Note: The settings.xml file contained in this package will allow you to configure various options. Here, you can specify which keys to use for Secure Boot, specify a certificate for BitLocker data recovery as well as generate and specify signing keys for user-mode and kernel-mode applications and drivers. In order to assist with testing during the initial development cycle, Microsoft has provided pre-generated keys and certificates where appropriate. This implies that Microsoft Test, Development and Pre-Release binaries are considered trusted. During final product creation and image generation, be sure to remove these certifcates to ensure a fully locked down device.
.\GenerateKeys.ps1 -OemName '<your oem name>' -outputPath '<output directory>'
New-IotDeviceGuardPackage -ConfigFileName .\settings.xmlNote: For testing on the Qualcomm DragonBoard 410c with pre-generated keys, you can use ‘QCDB_settings.xml’ file.
Once the packages are generated, they can be installed with the final image creation process. Visit the IoT Commercialization page to learn how to add packages to an IoT image. For testing and validation efforts, install the generated packages by doing the following:
applyupdate -stage c:\OemInstall\OEM.Custom.Cmd.cab
applyupdate -stage c:\OemInstall\OEM.Security.BitLocker.cab
applyupdate -stage c:\OemInstall\OEM.Security.SecureBoot.cab
applyupdate -stage c:\OemInstall\OEM.Security.DeviceGuard.cab
The device will reboot into update OS (showing gears) to install the packages and will reboot again to main OS. Once the device reboots back into MainOS, Secure Boot will be enabled and SIPolicy should be engaged. Since BitLocker requires Secure Boot provisioning to be completed and the feature to be active, reboot once more to activate BitLocker encryption.
Once the packages are generated and lockdown is activated, any binaries introduced into the image during development will need to be signed appropriately.

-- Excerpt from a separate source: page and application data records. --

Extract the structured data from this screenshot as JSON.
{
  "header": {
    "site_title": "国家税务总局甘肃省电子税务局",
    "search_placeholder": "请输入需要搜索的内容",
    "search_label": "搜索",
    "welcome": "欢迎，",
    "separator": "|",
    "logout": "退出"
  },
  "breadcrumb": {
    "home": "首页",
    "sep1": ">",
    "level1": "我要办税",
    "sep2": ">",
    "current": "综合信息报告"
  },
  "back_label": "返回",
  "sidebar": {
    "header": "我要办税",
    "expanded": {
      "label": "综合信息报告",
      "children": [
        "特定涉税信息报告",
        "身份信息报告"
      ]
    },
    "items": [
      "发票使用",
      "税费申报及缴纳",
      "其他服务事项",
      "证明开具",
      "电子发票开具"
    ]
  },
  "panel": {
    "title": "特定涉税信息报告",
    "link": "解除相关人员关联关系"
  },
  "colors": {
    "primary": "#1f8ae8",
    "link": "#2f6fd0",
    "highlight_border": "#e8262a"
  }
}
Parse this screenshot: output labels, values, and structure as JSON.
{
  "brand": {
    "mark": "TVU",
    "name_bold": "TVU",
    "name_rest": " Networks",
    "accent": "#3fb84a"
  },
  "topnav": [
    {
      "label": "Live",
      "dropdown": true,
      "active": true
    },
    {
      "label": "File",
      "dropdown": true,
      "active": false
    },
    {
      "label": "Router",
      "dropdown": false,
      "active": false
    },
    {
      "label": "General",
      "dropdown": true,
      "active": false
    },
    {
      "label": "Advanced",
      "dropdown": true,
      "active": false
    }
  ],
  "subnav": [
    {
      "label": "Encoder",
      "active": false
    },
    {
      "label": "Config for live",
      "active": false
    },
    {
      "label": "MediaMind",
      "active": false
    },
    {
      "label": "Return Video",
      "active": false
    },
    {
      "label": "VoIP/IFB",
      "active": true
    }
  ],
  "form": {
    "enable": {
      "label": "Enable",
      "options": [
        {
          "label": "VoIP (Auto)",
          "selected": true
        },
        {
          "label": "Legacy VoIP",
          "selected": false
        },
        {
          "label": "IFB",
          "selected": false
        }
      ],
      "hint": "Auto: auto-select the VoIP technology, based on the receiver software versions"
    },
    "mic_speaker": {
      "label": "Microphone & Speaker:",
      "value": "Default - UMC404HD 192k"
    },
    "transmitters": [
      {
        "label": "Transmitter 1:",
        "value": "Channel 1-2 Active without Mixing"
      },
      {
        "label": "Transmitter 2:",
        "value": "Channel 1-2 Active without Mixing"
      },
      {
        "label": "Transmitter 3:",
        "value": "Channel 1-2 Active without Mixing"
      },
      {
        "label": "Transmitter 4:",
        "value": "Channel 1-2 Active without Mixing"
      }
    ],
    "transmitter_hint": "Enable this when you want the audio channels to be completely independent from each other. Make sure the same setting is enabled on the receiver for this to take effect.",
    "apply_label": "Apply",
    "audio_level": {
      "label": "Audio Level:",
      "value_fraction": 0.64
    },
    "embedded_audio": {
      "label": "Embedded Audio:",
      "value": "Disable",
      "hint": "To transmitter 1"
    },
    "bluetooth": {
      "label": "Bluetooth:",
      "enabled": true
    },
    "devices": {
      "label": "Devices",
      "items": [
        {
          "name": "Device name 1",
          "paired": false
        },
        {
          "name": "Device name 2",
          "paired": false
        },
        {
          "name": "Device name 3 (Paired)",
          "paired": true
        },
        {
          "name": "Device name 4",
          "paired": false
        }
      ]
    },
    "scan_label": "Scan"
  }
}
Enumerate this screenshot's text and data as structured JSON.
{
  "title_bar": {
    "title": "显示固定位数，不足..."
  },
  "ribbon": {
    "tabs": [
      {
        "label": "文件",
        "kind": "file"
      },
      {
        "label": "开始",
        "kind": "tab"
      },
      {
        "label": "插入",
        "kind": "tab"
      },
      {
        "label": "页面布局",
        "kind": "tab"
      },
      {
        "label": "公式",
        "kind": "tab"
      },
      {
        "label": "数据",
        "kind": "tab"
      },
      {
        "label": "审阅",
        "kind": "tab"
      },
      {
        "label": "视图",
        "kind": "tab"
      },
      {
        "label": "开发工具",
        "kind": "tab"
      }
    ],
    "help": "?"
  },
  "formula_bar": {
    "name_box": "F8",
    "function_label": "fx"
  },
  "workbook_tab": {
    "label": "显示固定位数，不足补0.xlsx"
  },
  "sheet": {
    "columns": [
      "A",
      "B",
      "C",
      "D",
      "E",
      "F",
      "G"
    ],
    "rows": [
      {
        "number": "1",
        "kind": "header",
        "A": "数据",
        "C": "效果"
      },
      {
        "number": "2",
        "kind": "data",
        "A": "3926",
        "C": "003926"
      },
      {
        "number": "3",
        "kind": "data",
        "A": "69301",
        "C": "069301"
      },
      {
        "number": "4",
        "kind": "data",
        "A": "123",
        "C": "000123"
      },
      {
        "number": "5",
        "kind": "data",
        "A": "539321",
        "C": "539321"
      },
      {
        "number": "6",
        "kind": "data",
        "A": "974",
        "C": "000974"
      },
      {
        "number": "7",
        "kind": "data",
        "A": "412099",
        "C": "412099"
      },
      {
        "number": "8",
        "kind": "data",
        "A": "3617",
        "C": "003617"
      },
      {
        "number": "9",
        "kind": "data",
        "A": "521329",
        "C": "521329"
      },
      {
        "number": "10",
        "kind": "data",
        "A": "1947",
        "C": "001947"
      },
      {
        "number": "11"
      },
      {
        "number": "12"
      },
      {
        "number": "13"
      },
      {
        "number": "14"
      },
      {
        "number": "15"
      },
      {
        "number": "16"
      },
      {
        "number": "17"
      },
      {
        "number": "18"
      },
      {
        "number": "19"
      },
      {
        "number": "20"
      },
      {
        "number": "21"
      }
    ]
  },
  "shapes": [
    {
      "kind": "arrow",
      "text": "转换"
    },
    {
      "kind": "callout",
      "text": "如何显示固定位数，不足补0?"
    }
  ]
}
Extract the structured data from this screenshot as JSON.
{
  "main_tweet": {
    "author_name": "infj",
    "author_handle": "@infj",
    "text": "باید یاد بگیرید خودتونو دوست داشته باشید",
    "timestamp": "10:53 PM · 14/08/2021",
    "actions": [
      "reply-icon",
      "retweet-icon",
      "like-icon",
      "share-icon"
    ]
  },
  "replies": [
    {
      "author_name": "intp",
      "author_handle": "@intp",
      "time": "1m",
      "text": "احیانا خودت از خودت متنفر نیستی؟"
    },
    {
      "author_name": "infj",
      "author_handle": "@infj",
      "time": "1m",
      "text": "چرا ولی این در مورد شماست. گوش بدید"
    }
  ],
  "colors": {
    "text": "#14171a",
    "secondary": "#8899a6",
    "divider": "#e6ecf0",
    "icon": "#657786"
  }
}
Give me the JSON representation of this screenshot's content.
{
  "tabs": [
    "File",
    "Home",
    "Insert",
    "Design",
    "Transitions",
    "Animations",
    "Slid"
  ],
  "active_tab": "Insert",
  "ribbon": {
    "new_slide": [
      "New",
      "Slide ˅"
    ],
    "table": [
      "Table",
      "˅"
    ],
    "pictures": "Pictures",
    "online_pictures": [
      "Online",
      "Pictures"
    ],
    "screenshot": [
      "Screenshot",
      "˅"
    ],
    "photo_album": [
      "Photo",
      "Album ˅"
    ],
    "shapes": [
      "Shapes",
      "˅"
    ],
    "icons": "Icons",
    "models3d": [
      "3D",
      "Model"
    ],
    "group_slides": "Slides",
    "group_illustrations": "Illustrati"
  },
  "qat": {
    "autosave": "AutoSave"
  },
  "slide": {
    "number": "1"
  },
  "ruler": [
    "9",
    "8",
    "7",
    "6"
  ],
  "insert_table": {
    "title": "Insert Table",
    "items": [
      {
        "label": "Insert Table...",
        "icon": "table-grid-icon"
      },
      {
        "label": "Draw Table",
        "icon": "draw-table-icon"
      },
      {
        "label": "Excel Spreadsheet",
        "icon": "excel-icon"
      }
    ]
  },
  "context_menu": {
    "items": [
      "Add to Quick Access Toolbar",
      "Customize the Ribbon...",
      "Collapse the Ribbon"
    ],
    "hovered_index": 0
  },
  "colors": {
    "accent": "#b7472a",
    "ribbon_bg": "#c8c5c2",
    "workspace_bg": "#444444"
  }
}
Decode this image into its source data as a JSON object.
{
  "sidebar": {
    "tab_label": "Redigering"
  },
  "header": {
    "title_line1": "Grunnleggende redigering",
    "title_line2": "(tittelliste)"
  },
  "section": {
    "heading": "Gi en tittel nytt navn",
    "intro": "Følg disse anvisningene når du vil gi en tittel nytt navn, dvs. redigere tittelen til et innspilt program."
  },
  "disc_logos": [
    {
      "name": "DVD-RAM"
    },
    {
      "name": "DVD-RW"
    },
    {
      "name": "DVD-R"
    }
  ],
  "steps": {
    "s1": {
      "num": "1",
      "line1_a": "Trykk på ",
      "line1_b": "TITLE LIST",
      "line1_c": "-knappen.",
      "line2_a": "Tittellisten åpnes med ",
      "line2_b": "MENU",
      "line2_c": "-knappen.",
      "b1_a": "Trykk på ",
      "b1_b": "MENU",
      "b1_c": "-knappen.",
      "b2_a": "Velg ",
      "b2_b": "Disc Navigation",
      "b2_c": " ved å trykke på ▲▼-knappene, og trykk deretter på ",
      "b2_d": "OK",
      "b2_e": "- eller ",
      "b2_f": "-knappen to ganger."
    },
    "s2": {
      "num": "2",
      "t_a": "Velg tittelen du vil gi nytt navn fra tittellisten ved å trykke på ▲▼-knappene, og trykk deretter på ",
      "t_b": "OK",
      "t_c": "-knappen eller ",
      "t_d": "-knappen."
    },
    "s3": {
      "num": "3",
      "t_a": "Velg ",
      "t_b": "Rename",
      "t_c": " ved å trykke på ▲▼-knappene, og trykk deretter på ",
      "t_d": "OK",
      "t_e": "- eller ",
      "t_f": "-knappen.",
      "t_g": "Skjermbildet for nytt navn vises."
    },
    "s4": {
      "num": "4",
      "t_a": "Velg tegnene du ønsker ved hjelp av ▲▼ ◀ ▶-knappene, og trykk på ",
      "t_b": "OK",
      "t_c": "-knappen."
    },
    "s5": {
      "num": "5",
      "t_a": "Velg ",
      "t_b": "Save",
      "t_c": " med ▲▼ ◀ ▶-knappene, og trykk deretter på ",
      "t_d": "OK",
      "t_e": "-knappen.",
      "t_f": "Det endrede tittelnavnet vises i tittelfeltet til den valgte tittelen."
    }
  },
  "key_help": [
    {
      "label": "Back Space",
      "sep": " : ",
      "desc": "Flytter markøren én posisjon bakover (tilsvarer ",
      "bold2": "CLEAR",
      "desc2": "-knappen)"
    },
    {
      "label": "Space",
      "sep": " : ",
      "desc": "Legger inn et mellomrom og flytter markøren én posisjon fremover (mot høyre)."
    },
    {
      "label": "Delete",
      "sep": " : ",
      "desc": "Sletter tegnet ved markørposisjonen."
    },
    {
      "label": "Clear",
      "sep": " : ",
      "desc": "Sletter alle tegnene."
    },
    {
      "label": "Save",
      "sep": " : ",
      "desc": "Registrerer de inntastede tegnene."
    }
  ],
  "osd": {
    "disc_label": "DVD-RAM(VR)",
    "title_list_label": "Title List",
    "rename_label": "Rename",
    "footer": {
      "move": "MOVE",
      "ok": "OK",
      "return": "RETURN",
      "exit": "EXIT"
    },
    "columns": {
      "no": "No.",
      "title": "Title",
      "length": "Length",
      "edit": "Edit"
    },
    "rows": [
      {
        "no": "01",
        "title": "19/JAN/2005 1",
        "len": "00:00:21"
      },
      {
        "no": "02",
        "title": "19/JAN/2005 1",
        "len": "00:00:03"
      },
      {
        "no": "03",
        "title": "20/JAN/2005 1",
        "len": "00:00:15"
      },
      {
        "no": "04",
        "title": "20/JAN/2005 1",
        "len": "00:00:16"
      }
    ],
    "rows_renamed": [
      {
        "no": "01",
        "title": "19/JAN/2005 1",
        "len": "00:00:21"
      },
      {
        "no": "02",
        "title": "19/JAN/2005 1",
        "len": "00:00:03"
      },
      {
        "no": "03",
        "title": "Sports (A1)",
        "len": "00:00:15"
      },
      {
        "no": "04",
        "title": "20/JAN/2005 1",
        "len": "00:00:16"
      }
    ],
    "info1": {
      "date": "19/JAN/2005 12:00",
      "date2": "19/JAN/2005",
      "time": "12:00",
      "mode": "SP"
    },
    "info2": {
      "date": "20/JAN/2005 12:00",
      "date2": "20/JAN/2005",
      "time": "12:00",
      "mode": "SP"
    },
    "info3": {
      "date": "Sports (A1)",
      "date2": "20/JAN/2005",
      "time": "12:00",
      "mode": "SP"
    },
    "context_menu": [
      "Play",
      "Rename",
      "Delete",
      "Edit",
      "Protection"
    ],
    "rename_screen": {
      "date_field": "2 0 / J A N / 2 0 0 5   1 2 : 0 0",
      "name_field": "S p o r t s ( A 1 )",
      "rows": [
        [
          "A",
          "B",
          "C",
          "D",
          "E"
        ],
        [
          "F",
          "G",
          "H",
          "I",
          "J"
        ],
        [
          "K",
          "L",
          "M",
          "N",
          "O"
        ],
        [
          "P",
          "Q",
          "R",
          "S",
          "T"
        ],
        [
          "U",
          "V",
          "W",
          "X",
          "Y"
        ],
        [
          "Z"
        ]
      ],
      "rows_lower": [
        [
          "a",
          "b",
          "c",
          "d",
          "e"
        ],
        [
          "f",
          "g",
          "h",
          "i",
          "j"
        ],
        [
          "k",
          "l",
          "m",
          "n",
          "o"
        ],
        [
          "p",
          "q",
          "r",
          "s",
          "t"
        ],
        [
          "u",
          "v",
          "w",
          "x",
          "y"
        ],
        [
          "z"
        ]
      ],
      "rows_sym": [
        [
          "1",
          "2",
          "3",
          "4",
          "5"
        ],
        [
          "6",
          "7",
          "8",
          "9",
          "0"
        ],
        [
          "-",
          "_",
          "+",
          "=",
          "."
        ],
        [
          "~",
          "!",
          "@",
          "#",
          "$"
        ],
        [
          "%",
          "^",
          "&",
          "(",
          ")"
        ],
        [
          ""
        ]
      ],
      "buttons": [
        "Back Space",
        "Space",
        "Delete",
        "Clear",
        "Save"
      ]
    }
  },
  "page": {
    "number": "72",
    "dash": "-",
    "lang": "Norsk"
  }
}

If you’re using the Microsoft generated keys for development and testing purposes only, ensure that your user-mode binaries are signed with the key located in the downloaded package under .\Keys\OEM-UMCI.pfx. For kernel-mode signing, such as for drivers, you’ll need to specify your own signing keys.
During development and testing, when attempting to read contents from an encrypted device offline (e.g. SD card for MinnowBoardMax or DragonBoard’s eMMC through USB mass storage mode), ‘diskpart’ may be used to assign a drive letter to MainOS and Data volume (let’s assume v: for MainOS and w: for Data). The volumes will appear locked and need to be manually unlocked. This can be done on any machine that has the BitLockerDRA.pfx certificate installed (included in the downloaded package). Install the PFX and then run the following commands from an administrative CMD prompt:
manage-bde -unlock v: -cert -cf BitLockerDRA.cer
manage-bde -unlock w: -cert -cf BitLockerDRA.cer
If the contents need to be frequently accessed offline, BitLocker autounlock can be set up for the volumes after the initial unlock using the following commands:
manage-bde -autounlock v: -enable
manage-bde -autounlock w: -enable
Should there arise a need to temporarily disable BitLocker, initate a remote PowerShell session with your IoT device and run the following command:
Note: Device encryption will be re-enabled on subsequent device boot unless the scheduled encryption task is disabled.